# [Exercise brief]
Leave out all pictures while repeating the records exactly and completely.

.....

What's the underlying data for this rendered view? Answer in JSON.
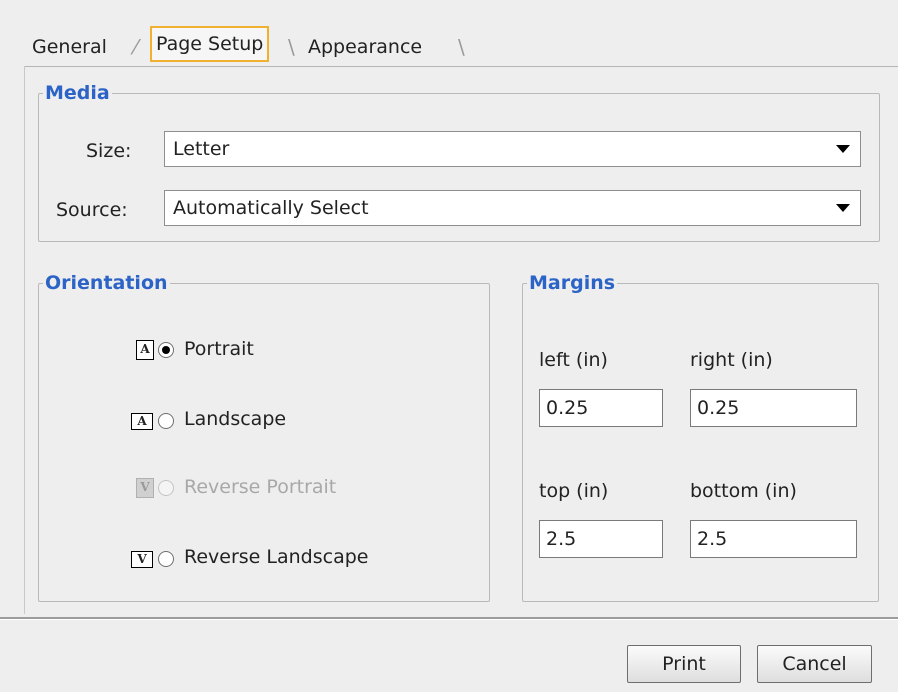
{
  "tabs": [
    {
      "label": "General",
      "mnemonic_index": 0
    },
    {
      "label": "Page Setup",
      "selected": true
    },
    {
      "label": "Appearance"
    }
  ],
  "media": {
    "title": "Media",
    "size_label": "Size:",
    "size_value": "Letter",
    "source_label": "Source:",
    "source_value": "Automatically Select"
  },
  "orientation": {
    "title": "Orientation",
    "options": [
      {
        "label": "Portrait",
        "selected": true,
        "enabled": true,
        "icon": "portrait-page-icon"
      },
      {
        "label": "Landscape",
        "selected": false,
        "enabled": true,
        "icon": "landscape-page-icon"
      },
      {
        "label": "Reverse Portrait",
        "selected": false,
        "enabled": false,
        "icon": "reverse-portrait-page-icon"
      },
      {
        "label": "Reverse Landscape",
        "selected": false,
        "enabled": true,
        "icon": "reverse-landscape-page-icon"
      }
    ]
  },
  "margins": {
    "title": "Margins",
    "left_label": "left (in)",
    "left_value": "0.25",
    "right_label": "right (in)",
    "right_value": "0.25",
    "top_label": "top (in)",
    "top_value": "2.5",
    "bottom_label": "bottom (in)",
    "bottom_value": "2.5"
  },
  "buttons": {
    "print": "Print",
    "cancel": "Cancel"
  },
  "colors": {
    "group_title": "#2c63c7",
    "selected_tab_border": "#f0b030",
    "background": "#eeeeee"
  }
}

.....

# [Your solution]
What's the underlying data for this rendered view? Answer in JSON.
{
  "tabs": [
    {
      "label": "General",
      "mnemonic_index": 0
    },
    {
      "label": "Page Setup",
      "selected": true
    },
    {
      "label": "Appearance"
    }
  ],
  "media": {
    "title": "Media",
    "size_label": "Size:",
    "size_value": "Letter",
    "source_label": "Source:",
    "source_value": "Automatically Select"
  },
  "orientation": {
    "title": "Orientation",
    "options": [
      {
        "label": "Portrait",
        "selected": true,
        "enabled": true,
        "icon": "portrait-page-icon"
      },
      {
        "label": "Landscape",
        "selected": false,
        "enabled": true,
        "icon": "landscape-page-icon"
      },
      {
        "label": "Reverse Portrait",
        "selected": false,
        "enabled": false,
        "icon": "reverse-portrait-page-icon"
      },
      {
        "label": "Reverse Landscape",
        "selected": false,
        "enabled": true,
        "icon": "reverse-landscape-page-icon"
      }
    ]
  },
  "margins": {
    "title": "Margins",
    "left_label": "left (in)",
    "left_value": "0.25",
    "right_label": "right (in)",
    "right_value": "0.25",
    "top_label": "top (in)",
    "top_value": "2.5",
    "bottom_label": "bottom (in)",
    "bottom_value": "2.5"
  },
  "buttons": {
    "print": "Print",
    "cancel": "Cancel"
  },
  "colors": {
    "group_title": "#2c63c7",
    "selected_tab_border": "#f0b030",
    "background": "#eeeeee"
  }
}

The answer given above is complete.